Swept along by currencies
Momentum investing can be a winning strategy in foreign exchange but the risks may be too high, according to research by Professor Lucio Sarno at Cass. Steve Lodge reports.
Momentum investing can be a winning strategy in foreign exchange but the risks may be too high, according to research by Professor Lucio Sarno at Cass. Steve Lodge reports.Momentum investing - buying what has performed well and selling what has done badly - has proved a profitable strategy for equity traders.
This trend-following approach, which is based on the assumption that recent performance is more likely to continue in the same direction than to reverse, has also been found to work in other markets - even currencies, an asset class that some see as especially difficult to predict.
In fact, foreign exchange markets show as large a momentum effect as equities, according to Currency Momentum Strategies, researched and written by Lucio Sarno, Professor of Finance at Cass Business School; Lukas Menkhoff, Professor of Economics at Leibniz University, Hanover; Maik Schmeling, Assistant Professor of International Money and Finance at Leibniz; and Andreas Schrimpf, Economist at the Bank for International Settlements.
In an analysis of 48 currencies over various timeframes between 1976 and 2010, currencies which had recently strengthened went on to gain up to ten percentage points more, extrapolated as a yearly figure, than those that had weakened.
Trading in a crisis

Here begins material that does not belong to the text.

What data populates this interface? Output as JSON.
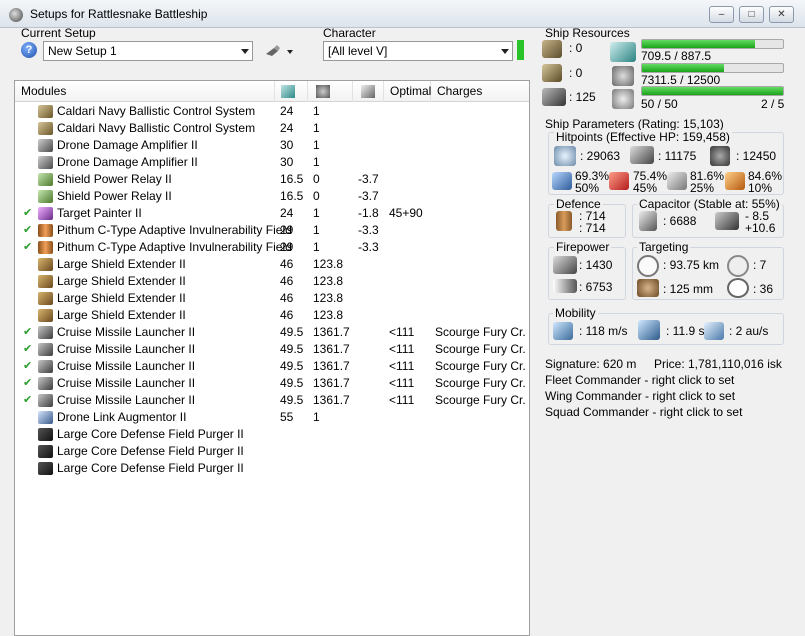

The study also found that momentum returns did not correlate with those from the so-called carry trade - the most popular foreign exchange trading strategy whereby investors borrow in currencies with low interest rates to invest in those with higher rates.
Professor Sarno says: "There's a great deal of benefit in diversifying away from the carry trade - momentum is a hedge.
"Carry trades do very badly in a crisis [as investors push up the value of "safe haven" currencies with lower yields], while momentum does well in bad times. It offers a different source of profits."
But why does the momentum effect exist at all? And if it is such easy money, why - given that foreign exchange is the most liquid of markets populated by professional traders with the incentive to exploit the strategy - hasn't it been arbitraged away?
As with momentum in other markets, investor psychology is seen as playing a part, specifically the common tendency for under or over-reaction. Exchange rates are often slow to respond to news as traders process information. Then, once currencies do start to shift, traders frequently over-react, creating a bandwagon effect which adds to the movement.
The research also found that most of the momentum profits in foreign exchange came from the less liquid currencies of emerging markets, including the Brazilian real, the South African rand and the Philippine peso, rather than the dominant currencies such as the US dollar, the euro, or sterling. This means higher trading costs as well as higher risks for those seeking to capture the effect, which in turn limits arbitrage activity. Costs for transactions between two of the more exotic currencies can be ten times the cost of transactions between major currencies.
Momentum involves regular portfolio rebalancing, and the most profitable strategies in foreign exchange are short term, where currencies are bought and sold according to movements in the past month. This raises turnover and, therefore, expenses. Overall, about a third of returns are lost in costs.
Investors will also be exposed to countries with specific political or macro-economic risks - and therefore potential exchange rate instability or convertibility problems.
Profits can also vary significantly in the short term. Momentum traders need to be prepared for extended periods of loss. Asset managers, however, may not be able to play the waiting game. The study says: "As a three-year window is often seen as the maximum period an unsuccessful asset manager can survive, the application of currency momentum trading is clearly risky."
Moreover, the relative illiquidity of emerging market currencies means that large funds looking to trade momentum are at risk of moving prices against themselves. Professor Sarno, who is routinely called for foreign exchange advice by organisations such as the US Federal Reserve, the European Central Bank and the International Monetary Fund, says:"The biggest funds will have problems investing in the lesser currencies - the ideal fund would be small."
He points out that while there are exchange traded funds (ETFs) that exploit currency momentum and offer trend-following strategies for low management fees, these cover only the currencies of the G10 economies, where the effect has been much less apparent. Deutsche Bank's X-trackers Currency Momentum ETF, for example, underperformed the group's less specialised Currency Returns ETF - which invests a third each in momentum, carry trade and value strategies - in 2009 and 2011.
George Saravelos, a foreign exchange strategist at Deutsche Bank, acknowledges that emerging market currencies show a greater inclination to follow trends, but notes that there are still concerns about their liquidity and tradability.
Professor Sarno says that currency momentum should be seen as "compensation for risk" rather than a market anomaly. The research draws parallels with momentum in equities and corporate bonds, where studies have shown the effect is concentrated in shares with high credit risk and in non-investment-grade corporate debt. "It's not a free lunch: to generate these higher returns, investors need to take higher risks," he concludes.
Currency Momentum Strategies, by Lukas Menkhoff, Lucio Sarno, Maik Schmeling and Andreas Schrimpf,forthcoming in the Journal of Financial Economics
Steve Lodge is a freelance financial journalist. He can be contacted at firstname.lastname@example.org